◆ WORK REQUIRED ◆
Return all lines below containing the word "user".
----------------
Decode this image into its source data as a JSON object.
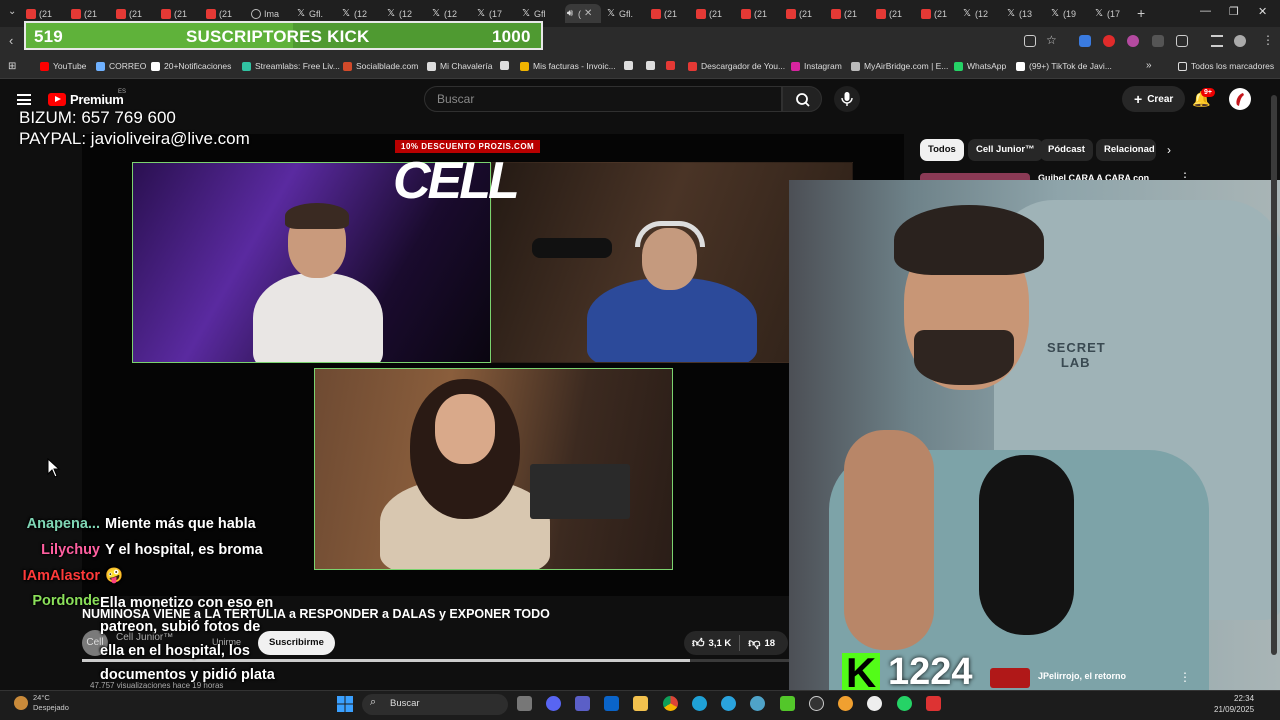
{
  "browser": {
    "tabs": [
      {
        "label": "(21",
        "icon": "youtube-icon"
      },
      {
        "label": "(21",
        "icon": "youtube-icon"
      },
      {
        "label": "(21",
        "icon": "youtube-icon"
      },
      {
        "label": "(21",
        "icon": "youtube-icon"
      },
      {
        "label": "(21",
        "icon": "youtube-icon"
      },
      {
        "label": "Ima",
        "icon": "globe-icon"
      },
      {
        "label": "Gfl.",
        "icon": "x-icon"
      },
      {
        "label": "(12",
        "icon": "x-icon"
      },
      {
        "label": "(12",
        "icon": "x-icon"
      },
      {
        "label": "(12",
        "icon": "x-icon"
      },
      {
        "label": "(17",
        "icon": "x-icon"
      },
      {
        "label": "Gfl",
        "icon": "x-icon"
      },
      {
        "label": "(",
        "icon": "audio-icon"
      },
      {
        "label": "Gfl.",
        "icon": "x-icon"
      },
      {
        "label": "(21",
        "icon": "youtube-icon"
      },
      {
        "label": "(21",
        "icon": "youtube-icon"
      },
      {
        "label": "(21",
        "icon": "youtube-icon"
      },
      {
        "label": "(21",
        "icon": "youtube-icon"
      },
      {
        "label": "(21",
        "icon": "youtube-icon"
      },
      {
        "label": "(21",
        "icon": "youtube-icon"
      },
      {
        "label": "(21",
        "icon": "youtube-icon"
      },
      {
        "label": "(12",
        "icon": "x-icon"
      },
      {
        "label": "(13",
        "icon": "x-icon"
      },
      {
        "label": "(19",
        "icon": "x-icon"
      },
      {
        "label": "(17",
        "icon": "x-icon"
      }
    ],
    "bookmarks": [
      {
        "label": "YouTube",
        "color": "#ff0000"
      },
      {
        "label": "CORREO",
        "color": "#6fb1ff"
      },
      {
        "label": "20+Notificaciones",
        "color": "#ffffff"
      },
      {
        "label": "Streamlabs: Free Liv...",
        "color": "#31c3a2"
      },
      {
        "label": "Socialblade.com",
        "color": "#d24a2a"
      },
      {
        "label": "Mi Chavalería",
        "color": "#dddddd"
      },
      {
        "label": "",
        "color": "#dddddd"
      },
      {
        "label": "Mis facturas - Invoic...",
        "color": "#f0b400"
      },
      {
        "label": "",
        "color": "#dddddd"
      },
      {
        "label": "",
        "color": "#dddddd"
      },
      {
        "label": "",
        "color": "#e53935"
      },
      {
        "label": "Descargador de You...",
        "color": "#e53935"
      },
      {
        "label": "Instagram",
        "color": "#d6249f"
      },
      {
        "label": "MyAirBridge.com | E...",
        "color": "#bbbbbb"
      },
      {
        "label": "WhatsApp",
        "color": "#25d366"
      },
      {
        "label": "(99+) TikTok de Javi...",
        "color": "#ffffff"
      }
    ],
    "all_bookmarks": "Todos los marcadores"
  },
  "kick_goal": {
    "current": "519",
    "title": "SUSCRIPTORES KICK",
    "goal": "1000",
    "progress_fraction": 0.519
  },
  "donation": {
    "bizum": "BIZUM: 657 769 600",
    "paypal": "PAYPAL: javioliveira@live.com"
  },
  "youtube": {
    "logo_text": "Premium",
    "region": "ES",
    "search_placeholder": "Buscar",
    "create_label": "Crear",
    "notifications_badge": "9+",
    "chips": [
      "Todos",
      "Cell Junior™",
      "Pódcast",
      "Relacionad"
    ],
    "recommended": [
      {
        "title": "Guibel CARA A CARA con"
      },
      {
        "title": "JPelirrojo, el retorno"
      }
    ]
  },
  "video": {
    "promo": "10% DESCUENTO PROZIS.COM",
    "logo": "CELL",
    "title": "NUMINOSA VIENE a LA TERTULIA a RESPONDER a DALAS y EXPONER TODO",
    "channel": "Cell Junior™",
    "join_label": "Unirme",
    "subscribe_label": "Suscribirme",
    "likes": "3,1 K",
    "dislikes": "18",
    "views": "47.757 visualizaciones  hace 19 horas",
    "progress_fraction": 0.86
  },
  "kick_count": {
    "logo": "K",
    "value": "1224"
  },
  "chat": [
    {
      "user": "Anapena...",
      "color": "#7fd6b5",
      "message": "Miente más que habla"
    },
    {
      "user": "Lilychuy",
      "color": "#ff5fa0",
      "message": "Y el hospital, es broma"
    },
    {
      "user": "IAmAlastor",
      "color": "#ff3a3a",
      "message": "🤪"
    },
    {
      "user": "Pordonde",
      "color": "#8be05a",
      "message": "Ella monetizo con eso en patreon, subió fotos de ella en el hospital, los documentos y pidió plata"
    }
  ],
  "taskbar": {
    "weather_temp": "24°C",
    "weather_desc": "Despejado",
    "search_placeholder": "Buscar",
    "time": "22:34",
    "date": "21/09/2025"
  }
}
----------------
◆ EXPECTED ANSWER ◆
      "user": "Anapena...",
      "user": "Lilychuy",
      "user": "IAmAlastor",
      "user": "Pordonde",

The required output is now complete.